__Stored records__
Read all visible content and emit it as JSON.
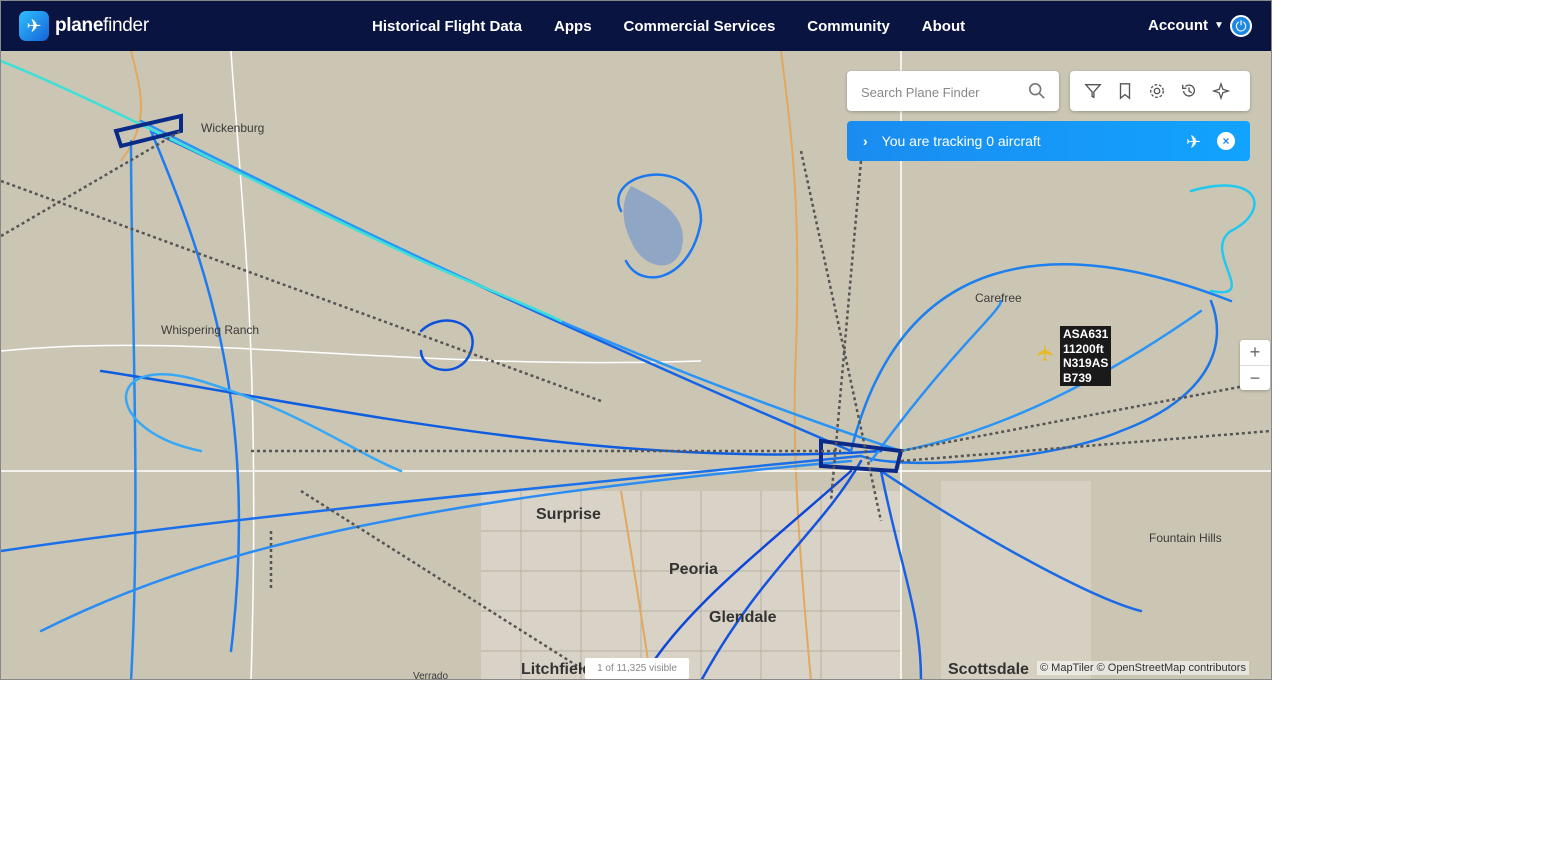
{
  "brand": {
    "name_bold": "plane",
    "name_light": "finder",
    "logo_icon": "plane-logo-icon"
  },
  "nav": {
    "items": [
      {
        "label": "Historical Flight Data"
      },
      {
        "label": "Apps"
      },
      {
        "label": "Commercial Services"
      },
      {
        "label": "Community"
      },
      {
        "label": "About"
      }
    ],
    "account_label": "Account"
  },
  "search": {
    "placeholder": "Search Plane Finder",
    "value": ""
  },
  "toolbar": {
    "icons": [
      "filter-icon",
      "bookmark-icon",
      "gear-icon",
      "history-icon",
      "plane-mode-icon"
    ]
  },
  "tracking": {
    "text": "You are tracking 0 aircraft"
  },
  "map": {
    "places": [
      {
        "text": "Wickenburg"
      },
      {
        "text": "Whispering Ranch"
      },
      {
        "text": "Carefree"
      },
      {
        "text": "Surprise"
      },
      {
        "text": "Peoria"
      },
      {
        "text": "Glendale"
      },
      {
        "text": "Litchfield"
      },
      {
        "text": "Scottsdale"
      },
      {
        "text": "Fountain Hills"
      },
      {
        "text": "Verrado"
      }
    ],
    "attribution": "© MapTiler © OpenStreetMap contributors",
    "visible_count": "1 of 11,325 visible",
    "zoom_in": "+",
    "zoom_out": "−"
  },
  "aircraft": {
    "callsign": "ASA631",
    "altitude": "11200ft",
    "registration": "N319AS",
    "type": "B739",
    "color": "#e8b923"
  },
  "colors": {
    "topbar": "#0a1440",
    "accent": "#1a8cf0",
    "map": "#cbc6b4"
  }
}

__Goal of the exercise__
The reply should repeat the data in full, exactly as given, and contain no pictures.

__Exercise response__
Read all visible content and emit it as JSON.
{
  "brand": {
    "name_bold": "plane",
    "name_light": "finder",
    "logo_icon": "plane-logo-icon"
  },
  "nav": {
    "items": [
      {
        "label": "Historical Flight Data"
      },
      {
        "label": "Apps"
      },
      {
        "label": "Commercial Services"
      },
      {
        "label": "Community"
      },
      {
        "label": "About"
      }
    ],
    "account_label": "Account"
  },
  "search": {
    "placeholder": "Search Plane Finder",
    "value": ""
  },
  "toolbar": {
    "icons": [
      "filter-icon",
      "bookmark-icon",
      "gear-icon",
      "history-icon",
      "plane-mode-icon"
    ]
  },
  "tracking": {
    "text": "You are tracking 0 aircraft"
  },
  "map": {
    "places": [
      {
        "text": "Wickenburg"
      },
      {
        "text": "Whispering Ranch"
      },
      {
        "text": "Carefree"
      },
      {
        "text": "Surprise"
      },
      {
        "text": "Peoria"
      },
      {
        "text": "Glendale"
      },
      {
        "text": "Litchfield"
      },
      {
        "text": "Scottsdale"
      },
      {
        "text": "Fountain Hills"
      },
      {
        "text": "Verrado"
      }
    ],
    "attribution": "© MapTiler © OpenStreetMap contributors",
    "visible_count": "1 of 11,325 visible",
    "zoom_in": "+",
    "zoom_out": "−"
  },
  "aircraft": {
    "callsign": "ASA631",
    "altitude": "11200ft",
    "registration": "N319AS",
    "type": "B739",
    "color": "#e8b923"
  },
  "colors": {
    "topbar": "#0a1440",
    "accent": "#1a8cf0",
    "map": "#cbc6b4"
  }
}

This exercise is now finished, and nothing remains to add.